In looking for dates, etc. for this message, I found a 2004 newspaper that had all the TFR ringers standing on some stairs with bells in their hands.
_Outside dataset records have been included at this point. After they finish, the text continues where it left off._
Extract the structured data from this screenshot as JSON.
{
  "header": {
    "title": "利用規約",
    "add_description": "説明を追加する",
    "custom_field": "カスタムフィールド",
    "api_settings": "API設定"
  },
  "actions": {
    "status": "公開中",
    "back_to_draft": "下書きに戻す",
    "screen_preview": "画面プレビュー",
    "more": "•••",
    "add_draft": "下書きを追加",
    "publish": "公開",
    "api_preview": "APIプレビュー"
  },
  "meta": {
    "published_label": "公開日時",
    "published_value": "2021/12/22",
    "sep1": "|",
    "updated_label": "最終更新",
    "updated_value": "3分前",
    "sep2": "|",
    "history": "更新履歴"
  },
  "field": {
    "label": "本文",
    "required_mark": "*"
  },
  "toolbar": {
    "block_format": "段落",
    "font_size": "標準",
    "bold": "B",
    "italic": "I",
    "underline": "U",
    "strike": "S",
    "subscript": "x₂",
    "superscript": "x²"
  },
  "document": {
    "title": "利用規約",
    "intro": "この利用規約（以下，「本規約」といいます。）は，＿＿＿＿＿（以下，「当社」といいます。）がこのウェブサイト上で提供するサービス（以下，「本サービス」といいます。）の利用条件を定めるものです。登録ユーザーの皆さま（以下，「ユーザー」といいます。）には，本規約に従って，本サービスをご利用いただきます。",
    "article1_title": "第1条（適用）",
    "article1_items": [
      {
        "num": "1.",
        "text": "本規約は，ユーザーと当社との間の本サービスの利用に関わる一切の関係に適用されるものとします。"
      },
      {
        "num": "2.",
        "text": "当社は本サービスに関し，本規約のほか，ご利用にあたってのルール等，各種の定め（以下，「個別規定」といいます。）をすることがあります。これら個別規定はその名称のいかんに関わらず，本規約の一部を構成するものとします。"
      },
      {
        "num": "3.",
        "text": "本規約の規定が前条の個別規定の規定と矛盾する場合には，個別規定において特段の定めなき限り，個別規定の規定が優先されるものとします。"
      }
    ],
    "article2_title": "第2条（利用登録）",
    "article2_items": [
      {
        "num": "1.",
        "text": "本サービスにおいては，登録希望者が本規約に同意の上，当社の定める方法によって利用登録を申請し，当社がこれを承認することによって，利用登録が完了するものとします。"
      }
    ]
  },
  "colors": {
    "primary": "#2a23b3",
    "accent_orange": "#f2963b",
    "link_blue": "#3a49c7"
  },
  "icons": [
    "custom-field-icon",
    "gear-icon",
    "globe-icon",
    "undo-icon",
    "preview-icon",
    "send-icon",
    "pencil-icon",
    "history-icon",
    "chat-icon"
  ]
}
The article just above us was a picture and article about the “BEATLES” with headlines of “Lads from Liverpool Coming”. We were in company of great publicity that day!!! WOW!!

Hart Morris – Fall 1995 – Spring 1996

What was your favorite part of directing a community bell choir?

The group was rehearsing at Asbury Church, so it was a pretty easy fit for me.

Tell us about a particularly memorable experience you had while directing TFR.

The fun of it all for me was that, though I’d had some wonderful church groups, I had not ever been privileged to work with a community group.

That dynamic is very different, of course, and this was a unique and enjoyable experience for me in so many ways.

The hard part for me was that as the Asbury music program grew and became more involved, I was only able to work with TFR through the spring of ‘96.



Bill Mathis – Fall 1992 – Spring 1995

What was your favorite part of directing a community bell choir?

a. Working with top ringers from all over the metro area, as with Bells of the Lakes now.

b. Playing lots of non-church-related repertoire.

c. Getting to know people outside my congregation

Tell us about a particularly memorable experience you had while directing TFR.

Our tour to the Phoenix area to perform at Handbell Exploration and several churches in the region.


Elizabeth Walker Warriner – Fall 1991 – Spring 1992


Elizabeth was first introduced to handbell choirs at Oklahoma Baptist University and Immanuel Baptist Church in Shawnee, Oklahoma as she was finishing her Bachelor of Music at OBU.  She assisted briefly with the beginnings of a handbell program at Immanuel.

After completing her Master of Music at the University of Oklahoma, Elizabeth moved to Tulsa.  In 1982, she was involved in rebuilding the handbell program at Memorial Baptist Church in Tulsa.  Over the next few years, Elizabeth participated in many handbell concerts, workshops and festivals and served in multiple capacities including director of two handbell choirs at Asbury United Methodist Church and board member of Area IX American Guild of English Handbell Ringers.  Because of an interest of Tulsa area handbell ringers to travel to festivals and other events, Elizabeth founded the auditioned handbell choir, Tulsa Festival Ringers.